** Record set **
* * * * *

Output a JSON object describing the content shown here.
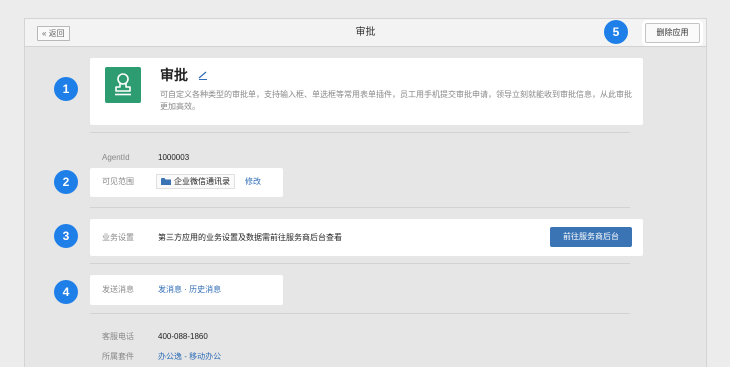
{
  "header": {
    "back_label": "« 返回",
    "title": "审批",
    "delete_label": "删除应用"
  },
  "app": {
    "name": "审批",
    "description": "可自定义各种类型的审批单，支持输入框、单选框等常用表单插件，员工用手机提交审批申请，领导立刻就能收到审批信息，从此审批更加高效。",
    "icon": "stamp-icon",
    "icon_color": "#2e9c71"
  },
  "details": {
    "agentid_label": "AgentId",
    "agentid_value": "1000003",
    "scope_label": "可见范围",
    "scope_value": "企业微信通讯录",
    "scope_edit": "修改",
    "business_label": "业务设置",
    "business_value": "第三方应用的业务设置及数据需前往服务商后台查看",
    "service_button": "前往服务商后台",
    "message_label": "发送消息",
    "message_links": "发消息 · 历史消息",
    "support_label": "客服电话",
    "support_value": "400-088-1860",
    "suite_label": "所属套件",
    "suite_value": "办公逸 - 移动办公"
  },
  "badges": [
    "1",
    "2",
    "3",
    "4",
    "5"
  ],
  "colors": {
    "badge": "#1f7fe8",
    "link": "#2f6db6",
    "primary_button": "#3a74b5"
  }
}
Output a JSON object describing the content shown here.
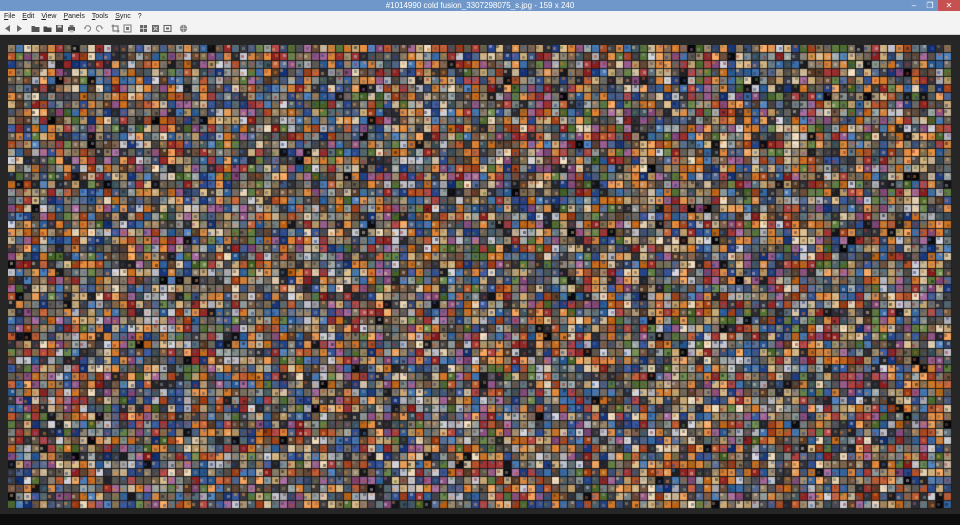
{
  "window": {
    "title": "#1014990 cold fusion_3307298075_s.jpg  -  159 x 240",
    "controls": {
      "minimize": "–",
      "maximize": "❐",
      "close": "✕"
    }
  },
  "menu": {
    "items": [
      {
        "label": "File"
      },
      {
        "label": "Edit"
      },
      {
        "label": "View"
      },
      {
        "label": "Panels"
      },
      {
        "label": "Tools"
      },
      {
        "label": "Sync"
      },
      {
        "label": "?"
      }
    ]
  },
  "toolbar": {
    "icons": [
      "back-icon",
      "forward-icon",
      "open-folder-icon",
      "folder-icon",
      "save-icon",
      "print-icon",
      "rotate-left-icon",
      "rotate-right-icon",
      "crop-icon",
      "resize-icon",
      "grid-icon",
      "fit-icon",
      "thumbnail-icon",
      "globe-icon"
    ]
  },
  "viewer": {
    "content": "photo-mosaic-image",
    "colors": {
      "background": "#262626",
      "titlebar": "#6f97c9",
      "close_button": "#c75050"
    }
  }
}
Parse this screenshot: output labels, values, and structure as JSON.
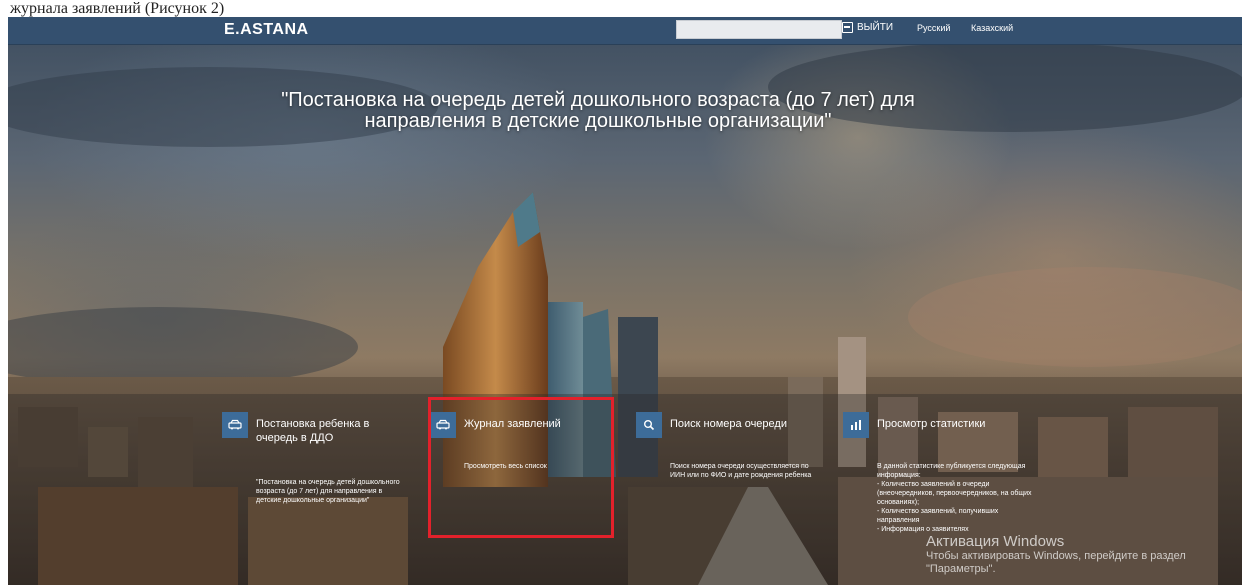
{
  "caption": "журнала заявлений (Рисунок 2)",
  "header": {
    "logo": "E.ASTANA",
    "search_placeholder": "",
    "exit_label": "ВЫЙТИ",
    "lang_ru": "Русский",
    "lang_kz": "Казахский"
  },
  "hero": {
    "title_line1": "\"Постановка на очередь детей дошкольного возраста (до 7 лет) для",
    "title_line2": "направления в детские дошкольные организации\""
  },
  "cards": [
    {
      "icon": "car-icon",
      "title_line1": "Постановка ребенка в",
      "title_line2": "очередь в ДДО",
      "desc": "\"Постановка на очередь детей дошкольного возраста (до 7 лет) для направления в детские дошкольные организации\""
    },
    {
      "icon": "car-icon",
      "title_line1": "Журнал заявлений",
      "link": "Просмотреть весь список"
    },
    {
      "icon": "search-icon",
      "title_line1": "Поиск номера очереди",
      "desc": "Поиск номера очереди осуществляется по ИИН или по ФИО и дате рождения ребенка"
    },
    {
      "icon": "bar-chart-icon",
      "title_line1": "Просмотр статистики",
      "desc_lines": [
        "В данной статистике публикуется следующая информация:",
        "- Количество заявлений в очереди (внеочередников, первоочередников, на общих основаниях);",
        "- Количество заявлений, получивших направления",
        "- Информация о заявителях"
      ]
    }
  ],
  "watermark": {
    "title": "Активация Windows",
    "subtitle": "Чтобы активировать Windows, перейдите в раздел \"Параметры\"."
  },
  "colors": {
    "topbar": "#34506f",
    "card_icon": "#3d6c99",
    "highlight": "#e3212b"
  }
}
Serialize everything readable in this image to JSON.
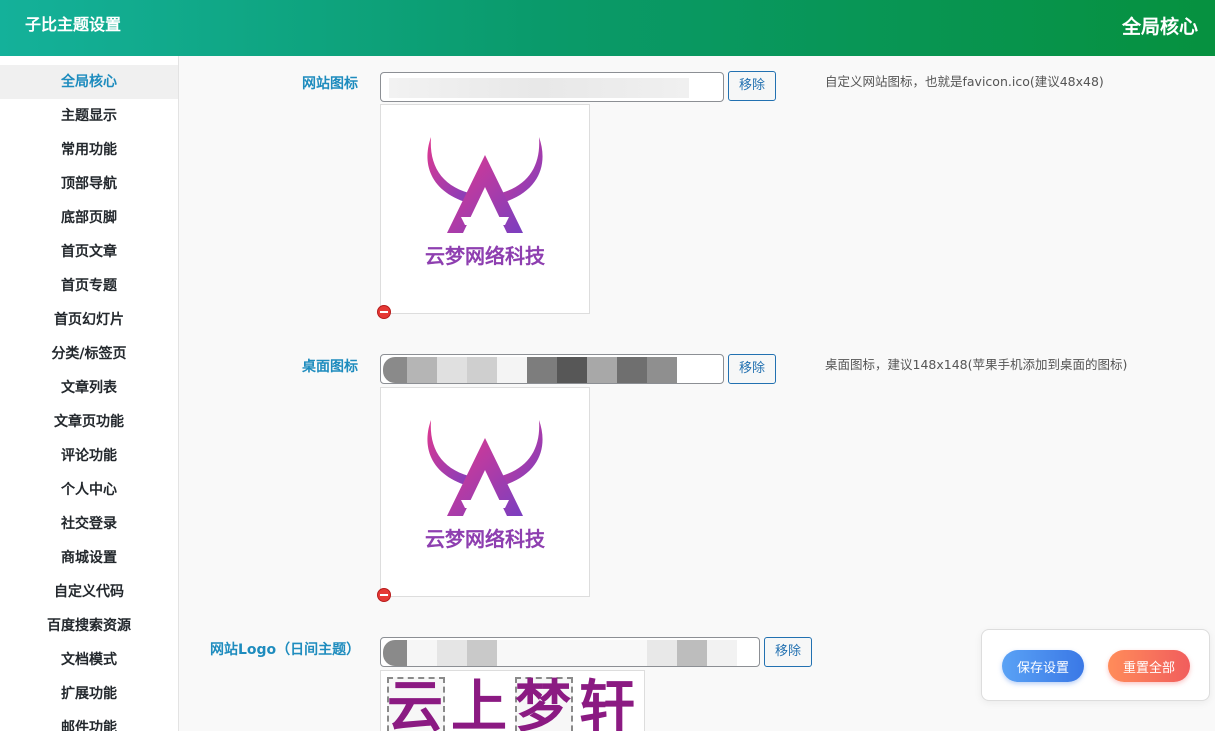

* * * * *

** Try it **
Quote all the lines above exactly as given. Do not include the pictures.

** Output **
Output a JSON object describing the content shown here.
{
  "header": {
    "back_label": "« 返回",
    "title": "审批",
    "delete_label": "删除应用"
  },
  "app": {
    "name": "审批",
    "description": "可自定义各种类型的审批单，支持输入框、单选框等常用表单插件，员工用手机提交审批申请，领导立刻就能收到审批信息，从此审批更加高效。",
    "icon": "stamp-icon",
    "icon_color": "#2e9c71"
  },
  "details": {
    "agentid_label": "AgentId",
    "agentid_value": "1000003",
    "scope_label": "可见范围",
    "scope_value": "企业微信通讯录",
    "scope_edit": "修改",
    "business_label": "业务设置",
    "business_value": "第三方应用的业务设置及数据需前往服务商后台查看",
    "service_button": "前往服务商后台",
    "message_label": "发送消息",
    "message_links": "发消息 · 历史消息",
    "support_label": "客服电话",
    "support_value": "400-088-1860",
    "suite_label": "所属套件",
    "suite_value": "办公逸 - 移动办公"
  },
  "badges": [
    "1",
    "2",
    "3",
    "4",
    "5"
  ],
  "colors": {
    "badge": "#1f7fe8",
    "link": "#2f6db6",
    "primary_button": "#3a74b5"
  }
}
Output a JSON object describing the content shown here.
{
  "window": {
    "title": "#1014990 cold fusion_3307298075_s.jpg  -  159 x 240",
    "controls": {
      "minimize": "–",
      "maximize": "❐",
      "close": "✕"
    }
  },
  "menu": {
    "items": [
      {
        "label": "File"
      },
      {
        "label": "Edit"
      },
      {
        "label": "View"
      },
      {
        "label": "Panels"
      },
      {
        "label": "Tools"
      },
      {
        "label": "Sync"
      },
      {
        "label": "?"
      }
    ]
  },
  "toolbar": {
    "icons": [
      "back-icon",
      "forward-icon",
      "open-folder-icon",
      "folder-icon",
      "save-icon",
      "print-icon",
      "rotate-left-icon",
      "rotate-right-icon",
      "crop-icon",
      "resize-icon",
      "grid-icon",
      "fit-icon",
      "thumbnail-icon",
      "globe-icon"
    ]
  },
  "viewer": {
    "content": "photo-mosaic-image",
    "colors": {
      "background": "#262626",
      "titlebar": "#6f97c9",
      "close_button": "#c75050"
    }
  }
}
Parse this screenshot: output labels, values, and structure as JSON.
{
  "caption": "журнала заявлений (Рисунок 2)",
  "header": {
    "logo": "E.ASTANA",
    "search_placeholder": "",
    "exit_label": "ВЫЙТИ",
    "lang_ru": "Русский",
    "lang_kz": "Казахский"
  },
  "hero": {
    "title_line1": "\"Постановка на очередь детей дошкольного возраста (до 7 лет) для",
    "title_line2": "направления в детские дошкольные организации\""
  },
  "cards": [
    {
      "icon": "car-icon",
      "title_line1": "Постановка ребенка в",
      "title_line2": "очередь в ДДО",
      "desc": "\"Постановка на очередь детей дошкольного возраста (до 7 лет) для направления в детские дошкольные организации\""
    },
    {
      "icon": "car-icon",
      "title_line1": "Журнал заявлений",
      "link": "Просмотреть весь список"
    },
    {
      "icon": "search-icon",
      "title_line1": "Поиск номера очереди",
      "desc": "Поиск номера очереди осуществляется по ИИН или по ФИО и дате рождения ребенка"
    },
    {
      "icon": "bar-chart-icon",
      "title_line1": "Просмотр статистики",
      "desc_lines": [
        "В данной статистике публикуется следующая информация:",
        "- Количество заявлений в очереди (внеочередников, первоочередников, на общих основаниях);",
        "- Количество заявлений, получивших направления",
        "- Информация о заявителях"
      ]
    }
  ],
  "watermark": {
    "title": "Активация Windows",
    "subtitle": "Чтобы активировать Windows, перейдите в раздел \"Параметры\"."
  },
  "colors": {
    "topbar": "#34506f",
    "card_icon": "#3d6c99",
    "highlight": "#e3212b"
  }
}
Serialize everything readable in this image to JSON.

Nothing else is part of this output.